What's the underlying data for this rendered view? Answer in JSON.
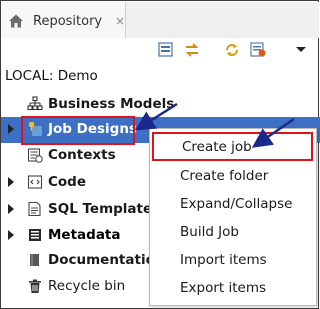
{
  "tab": {
    "title": "Repository",
    "close": "×"
  },
  "toolbar": {
    "icons": [
      "collapse-icon",
      "link-icon",
      "refresh-icon",
      "filter-icon",
      "view-menu-icon"
    ]
  },
  "root_label": "LOCAL: Demo",
  "tree": {
    "business_models": "Business Models",
    "job_designs": "Job Designs",
    "contexts": "Contexts",
    "code": "Code",
    "sql_templates": "SQL Templates",
    "metadata": "Metadata",
    "documentation": "Documentation",
    "recycle_bin": "Recycle bin"
  },
  "context_menu": {
    "create_job": "Create job",
    "create_folder": "Create folder",
    "expand_collapse": "Expand/Collapse",
    "build_job": "Build Job",
    "import_items": "Import items",
    "export_items": "Export items"
  },
  "colors": {
    "selection": "#3d6fc4",
    "annotation_red": "#e0121d",
    "annotation_arrow": "#1a2a8a"
  }
}
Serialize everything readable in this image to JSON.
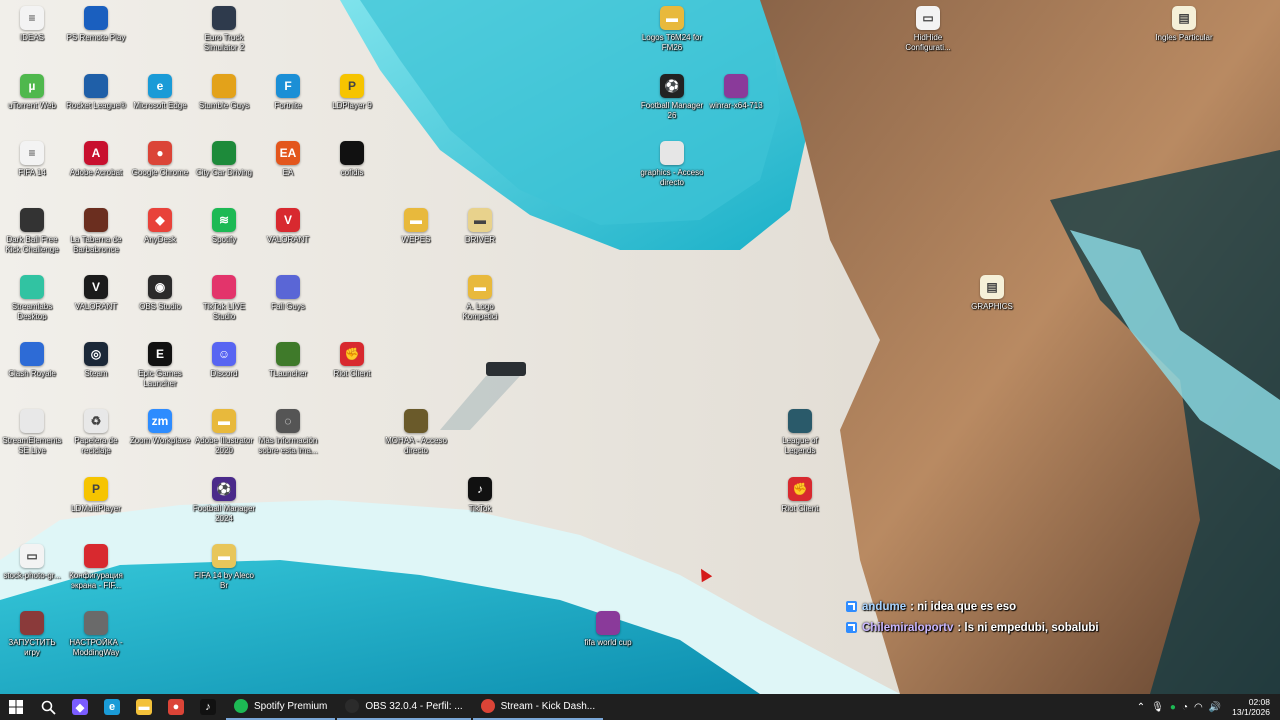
{
  "desktop": {
    "icons": [
      {
        "label": "IDEAS",
        "icon": "text-file-icon",
        "color": "#f3f3f3"
      },
      {
        "label": "PS Remote Play",
        "icon": "ps-remote-play-icon",
        "color": "#1a5fbf"
      },
      {
        "label": "Euro Truck Simulator 2",
        "icon": "euro-truck-icon",
        "color": "#2e3a4c"
      },
      {
        "label": "Logos T6M24 for FM26",
        "icon": "folder-icon",
        "color": "#e8b93c"
      },
      {
        "label": "HidHide Configurati...",
        "icon": "file-icon",
        "color": "#f3f3f3"
      },
      {
        "label": "Ingles Particular",
        "icon": "document-icon",
        "color": "#f5f0d8"
      },
      {
        "label": "uTorrent Web",
        "icon": "utorrent-icon",
        "color": "#4fb84d"
      },
      {
        "label": "Rocket League®",
        "icon": "rocket-league-icon",
        "color": "#1f5fa8"
      },
      {
        "label": "Microsoft Edge",
        "icon": "edge-icon",
        "color": "#1a9bd7"
      },
      {
        "label": "Stumble Guys",
        "icon": "stumble-guys-icon",
        "color": "#e3a21a"
      },
      {
        "label": "Fortnite",
        "icon": "fortnite-icon",
        "color": "#1b8fd6"
      },
      {
        "label": "LDPlayer 9",
        "icon": "ldplayer-icon",
        "color": "#f6c400"
      },
      {
        "label": "Football Manager 26",
        "icon": "football-manager-icon",
        "color": "#222222"
      },
      {
        "label": "winrar-x64-713",
        "icon": "winrar-icon",
        "color": "#8a3a9a"
      },
      {
        "label": "FIFA 14",
        "icon": "text-file-icon",
        "color": "#f3f3f3"
      },
      {
        "label": "Adobe Acrobat",
        "icon": "acrobat-icon",
        "color": "#c8102e"
      },
      {
        "label": "Google Chrome",
        "icon": "chrome-icon",
        "color": "#db4437"
      },
      {
        "label": "City Car Driving",
        "icon": "city-car-icon",
        "color": "#1d8a3a"
      },
      {
        "label": "EA",
        "icon": "ea-icon",
        "color": "#e3561c"
      },
      {
        "label": "cofidis",
        "icon": "phone-file-icon",
        "color": "#111111"
      },
      {
        "label": "graphics - Acceso directo",
        "icon": "shortcut-icon",
        "color": "#e6e6e6"
      },
      {
        "label": "Dark Ball Free Kick Challenge",
        "icon": "ball-icon",
        "color": "#333333"
      },
      {
        "label": "La Taberna de Barbabronce",
        "icon": "taberna-icon",
        "color": "#6b2e1f"
      },
      {
        "label": "AnyDesk",
        "icon": "anydesk-icon",
        "color": "#e8423a"
      },
      {
        "label": "Spotify",
        "icon": "spotify-icon",
        "color": "#1db954"
      },
      {
        "label": "VALORANT",
        "icon": "valorant-icon",
        "color": "#d8292f"
      },
      {
        "label": "WEPES",
        "icon": "folder-icon",
        "color": "#e8b93c"
      },
      {
        "label": "DRIVER",
        "icon": "folder-icon",
        "color": "#e8d28c"
      },
      {
        "label": "Streamlabs Desktop",
        "icon": "streamlabs-icon",
        "color": "#31c3a2"
      },
      {
        "label": "VALORANT",
        "icon": "valorant-icon",
        "color": "#1b1b1b"
      },
      {
        "label": "OBS Studio",
        "icon": "obs-icon",
        "color": "#2b2b2b"
      },
      {
        "label": "TikTok LIVE Studio",
        "icon": "tiktok-live-icon",
        "color": "#e3346b"
      },
      {
        "label": "Fall Guys",
        "icon": "fall-guys-icon",
        "color": "#5a66d6"
      },
      {
        "label": "A. Logo Kompetici",
        "icon": "folder-icon",
        "color": "#e8b93c"
      },
      {
        "label": "GRAPHICS",
        "icon": "document-icon",
        "color": "#f5f0d8"
      },
      {
        "label": "Clash Royale",
        "icon": "clash-royale-icon",
        "color": "#2d6bd6"
      },
      {
        "label": "Steam",
        "icon": "steam-icon",
        "color": "#1b2838"
      },
      {
        "label": "Epic Games Launcher",
        "icon": "epic-games-icon",
        "color": "#111111"
      },
      {
        "label": "Discord",
        "icon": "discord-icon",
        "color": "#5865f2"
      },
      {
        "label": "TLauncher",
        "icon": "tlauncher-icon",
        "color": "#3f7a2a"
      },
      {
        "label": "Riot Client",
        "icon": "riot-client-icon",
        "color": "#d8292f"
      },
      {
        "label": "StreamElements SE.Live",
        "icon": "streamelements-icon",
        "color": "#e8e8e8"
      },
      {
        "label": "Papelera de reciclaje",
        "icon": "recycle-bin-icon",
        "color": "#e8e8e8"
      },
      {
        "label": "Zoom Workplace",
        "icon": "zoom-icon",
        "color": "#2d8cff"
      },
      {
        "label": "Adobe Illustrator 2020",
        "icon": "folder-icon",
        "color": "#e8b93c"
      },
      {
        "label": "Más información sobre esta ima...",
        "icon": "camera-icon",
        "color": "#555555"
      },
      {
        "label": "MOHAA - Acceso directo",
        "icon": "mohaa-icon",
        "color": "#6a5a2a"
      },
      {
        "label": "League of Legends",
        "icon": "league-icon",
        "color": "#2a5a6a"
      },
      {
        "label": "LDMultiPlayer",
        "icon": "ldmultiplayer-icon",
        "color": "#f6c400"
      },
      {
        "label": "Football Manager 2024",
        "icon": "football-manager-icon",
        "color": "#4a2a8a"
      },
      {
        "label": "TikTok",
        "icon": "tiktok-icon",
        "color": "#111111"
      },
      {
        "label": "Riot Client",
        "icon": "riot-client-icon",
        "color": "#d8292f"
      },
      {
        "label": "stock-photo-gr...",
        "icon": "file-icon",
        "color": "#f3f3f3"
      },
      {
        "label": "Конфигурация экрана - FIF...",
        "icon": "fifa-config-icon",
        "color": "#d8292f"
      },
      {
        "label": "FIFA 14 by Aleco Br",
        "icon": "folder-icon",
        "color": "#e8c65a"
      },
      {
        "label": "ЗАПУСТИТЬ игру",
        "icon": "launch-game-icon",
        "color": "#8a3a3a"
      },
      {
        "label": "НАСТРОЙКА - ModdingWay",
        "icon": "settings-app-icon",
        "color": "#6a6a6a"
      },
      {
        "label": "fifa world cup",
        "icon": "archive-icon",
        "color": "#8a3a9a"
      }
    ]
  },
  "chat": [
    {
      "user": "andume",
      "message": "ni idea que es eso"
    },
    {
      "user": "Chilemiraloportv",
      "message": "ls ni empedubi, sobalubi"
    }
  ],
  "taskbar": {
    "start_icon": "windows-start-icon",
    "search_icon": "search-icon",
    "pinned": [
      {
        "name": "copilot-icon",
        "color": "#7a5cff",
        "glyph": "◆"
      },
      {
        "name": "edge-icon",
        "color": "#1a9bd7",
        "glyph": "e"
      },
      {
        "name": "file-explorer-icon",
        "color": "#f3c13a",
        "glyph": "▬"
      },
      {
        "name": "chrome-icon",
        "color": "#db4437",
        "glyph": "●"
      },
      {
        "name": "tiktok-icon",
        "color": "#111111",
        "glyph": "♪"
      }
    ],
    "apps": [
      {
        "label": "Spotify Premium",
        "icon": "spotify-icon",
        "color": "#1db954"
      },
      {
        "label": "OBS 32.0.4 - Perfil: ...",
        "icon": "obs-icon",
        "color": "#2b2b2b"
      },
      {
        "label": "Stream - Kick Dash...",
        "icon": "chrome-icon",
        "color": "#db4437"
      }
    ],
    "tray": {
      "time": "02:08",
      "date": "13/1/2026"
    }
  }
}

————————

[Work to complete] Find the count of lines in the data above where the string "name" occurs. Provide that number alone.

[Finished exercise] 5